Democratizing Learning Technology11 Oct 2015
Growing up in rural New Hampshire, the world is a small place. Our nearest neighbors lived miles away, and you could drive for hours before seeing anything like a city. My grandparents moved out of New York in the 1960s, and raised me in a single-family home thirty years later. They would stoke the fire at night and tell me stories of places where buildings rose a hundred stories tall and trains ran underground. We would read newspapers by candlelight, and day by day, the world grew a bit larger.
It is a little unreal to think of how much the world has changed these last few years. Today, we have self-driving cars and information superhighways, smartphones and social networks, but in many ways we are further from our neighbors than ever before. As a computer science major, I understand the vital importance of technology in today’s connected society. As a student and software engineer traveling to developing countries like China, I have watched that same technology leave many behind. I know we can do better.
Growing up with a mentally disabled person helps you appreciate the little things. Like reading. We may take it for granted, but reading is a gift that opens doors into another world, shut to those who cannot read. Yet by some estimates, over a quarter of the world’s adult population is unable to read a book. This needs to change, and quickly. We have the technology to completely eradicate adult illiteracy for children born after 2010, even without access to schools or internet. And now more than ever, we need literate citizens of the world.
In the software industry, far too much talent is squandered on frivolous things like selling ads and sharing selfies. And far too much effort is spent exploiting those who do not understand technology, rather than educating the ones who need it most. In the industrial revolution, child labor grew to an all-time high, despite promises of giving young people more time to pursue an education. Likewise, today’s technology can be a tool to empower and enlighten, but is often used to persuade and preoccupy those who are most susceptible to its influence.
After college, I was lucky to find fulfilling work that allowed me to repay my student loans and provide for the family who raised me. But I am often reminded of those more gifted than I, who are unable to do so for circumstances beyond their control. Who must take unfulfilling jobs to feed their families. Who lack the necessary means to attend school. Who have no one to call a family. I know that if those people could have the same opportunities I have enjoyed – if they could meet the same people I have met, the world would be a much better place.
Our history is full of men and women who were at the right place and the right time. Who were given the right combination of resources and opportunity to effect lasting change. But far more, are those who were never given the opportunity to put their talents to use – held back because they could not read or marginalized by a society that could not spare the time to teach these children. It is said the true measure of a civilization is how it treats the least of its citizens. I believe today, that truth is more important than ever before.
Today, we are uniquely equipped with the technology to give millions of children a world-class education – technology that can hold conversations, teach foreign languages and do simultaneous translation, with devices that fit on a child’s wrist. Today, we are standing at a turning point in human history. In recent comments, Stephen Hawking, a physicist and distinguished beneficiary of assistive technology, predicts two possible futures. One, where society is elevated by technology - where knowledge and opportunity is abundant and freely given.

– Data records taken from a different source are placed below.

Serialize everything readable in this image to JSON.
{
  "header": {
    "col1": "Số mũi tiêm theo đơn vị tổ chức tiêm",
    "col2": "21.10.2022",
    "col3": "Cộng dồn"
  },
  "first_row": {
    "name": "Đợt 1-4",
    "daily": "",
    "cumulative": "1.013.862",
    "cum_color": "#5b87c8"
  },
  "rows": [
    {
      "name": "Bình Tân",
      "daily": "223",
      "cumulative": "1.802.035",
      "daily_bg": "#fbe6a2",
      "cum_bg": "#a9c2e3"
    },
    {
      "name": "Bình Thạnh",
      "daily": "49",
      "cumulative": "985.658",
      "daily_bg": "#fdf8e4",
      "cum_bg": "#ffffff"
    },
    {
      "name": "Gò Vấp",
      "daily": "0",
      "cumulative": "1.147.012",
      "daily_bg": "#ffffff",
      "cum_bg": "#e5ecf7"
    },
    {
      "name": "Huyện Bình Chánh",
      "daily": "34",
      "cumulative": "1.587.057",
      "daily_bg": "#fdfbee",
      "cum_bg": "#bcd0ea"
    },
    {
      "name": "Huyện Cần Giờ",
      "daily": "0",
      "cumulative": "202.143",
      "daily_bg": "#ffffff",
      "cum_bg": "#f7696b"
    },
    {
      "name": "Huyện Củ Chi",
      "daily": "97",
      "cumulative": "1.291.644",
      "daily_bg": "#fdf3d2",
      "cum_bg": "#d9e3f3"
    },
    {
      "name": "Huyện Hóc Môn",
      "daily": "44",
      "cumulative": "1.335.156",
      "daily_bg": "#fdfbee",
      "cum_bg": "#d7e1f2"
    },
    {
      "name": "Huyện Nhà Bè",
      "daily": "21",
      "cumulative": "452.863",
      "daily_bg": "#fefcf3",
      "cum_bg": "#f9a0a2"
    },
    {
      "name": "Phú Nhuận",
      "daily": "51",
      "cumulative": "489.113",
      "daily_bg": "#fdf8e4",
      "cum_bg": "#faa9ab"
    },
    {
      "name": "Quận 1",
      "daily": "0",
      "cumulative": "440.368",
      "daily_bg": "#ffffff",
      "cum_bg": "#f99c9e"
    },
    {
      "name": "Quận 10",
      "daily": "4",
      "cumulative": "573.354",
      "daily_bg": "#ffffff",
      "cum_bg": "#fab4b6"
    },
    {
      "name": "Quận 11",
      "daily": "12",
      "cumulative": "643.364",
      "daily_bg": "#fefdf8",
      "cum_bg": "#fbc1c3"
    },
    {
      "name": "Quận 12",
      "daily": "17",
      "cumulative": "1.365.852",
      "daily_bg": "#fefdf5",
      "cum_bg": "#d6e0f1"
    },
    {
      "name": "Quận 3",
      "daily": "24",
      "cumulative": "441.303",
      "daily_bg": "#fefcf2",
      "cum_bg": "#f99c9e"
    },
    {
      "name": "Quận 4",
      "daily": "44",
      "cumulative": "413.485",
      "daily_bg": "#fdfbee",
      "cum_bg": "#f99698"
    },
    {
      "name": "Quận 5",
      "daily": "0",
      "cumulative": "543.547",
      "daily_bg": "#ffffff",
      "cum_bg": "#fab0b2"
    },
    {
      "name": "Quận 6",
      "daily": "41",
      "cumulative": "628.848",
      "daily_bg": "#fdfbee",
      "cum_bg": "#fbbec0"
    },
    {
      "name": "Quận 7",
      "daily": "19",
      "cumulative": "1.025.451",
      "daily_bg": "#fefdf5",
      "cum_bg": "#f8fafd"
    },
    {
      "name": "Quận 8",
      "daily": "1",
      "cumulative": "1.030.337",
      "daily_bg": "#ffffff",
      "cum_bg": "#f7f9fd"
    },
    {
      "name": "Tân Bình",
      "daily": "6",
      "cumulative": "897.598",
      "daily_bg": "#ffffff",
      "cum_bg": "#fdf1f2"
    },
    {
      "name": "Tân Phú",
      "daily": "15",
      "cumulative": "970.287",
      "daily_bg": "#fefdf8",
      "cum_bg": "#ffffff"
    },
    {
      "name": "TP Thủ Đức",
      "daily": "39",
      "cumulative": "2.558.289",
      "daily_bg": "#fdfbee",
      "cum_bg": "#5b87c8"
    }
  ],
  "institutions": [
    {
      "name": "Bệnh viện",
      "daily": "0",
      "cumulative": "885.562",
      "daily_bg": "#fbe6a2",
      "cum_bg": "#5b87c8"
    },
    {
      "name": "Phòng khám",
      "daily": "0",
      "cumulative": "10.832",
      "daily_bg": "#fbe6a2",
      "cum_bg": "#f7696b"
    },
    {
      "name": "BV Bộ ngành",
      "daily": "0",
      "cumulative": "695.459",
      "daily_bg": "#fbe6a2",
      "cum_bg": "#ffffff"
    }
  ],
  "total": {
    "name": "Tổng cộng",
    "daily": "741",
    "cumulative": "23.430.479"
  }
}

But there is a second future, where only the privileged few - those endowed with the talents and resources to outrun the accelerating pace of technology can enjoy the prosperity and wellbeing it confers. We cannot allow this future to exist.
We have the technology to radically transform education in developing countries, where millions of children are learning English and foreign languages. We have the ability to teach languages in a completely different way, with machine learning and speech recognition. And we have the responsibility to use these tools to help cultivate the minds of young people around the world, regardless of their intellectual abilities. Providing a quality education to the underprivileged and disabled is one of the most pressing issues of our time, and one that I am committed to solving.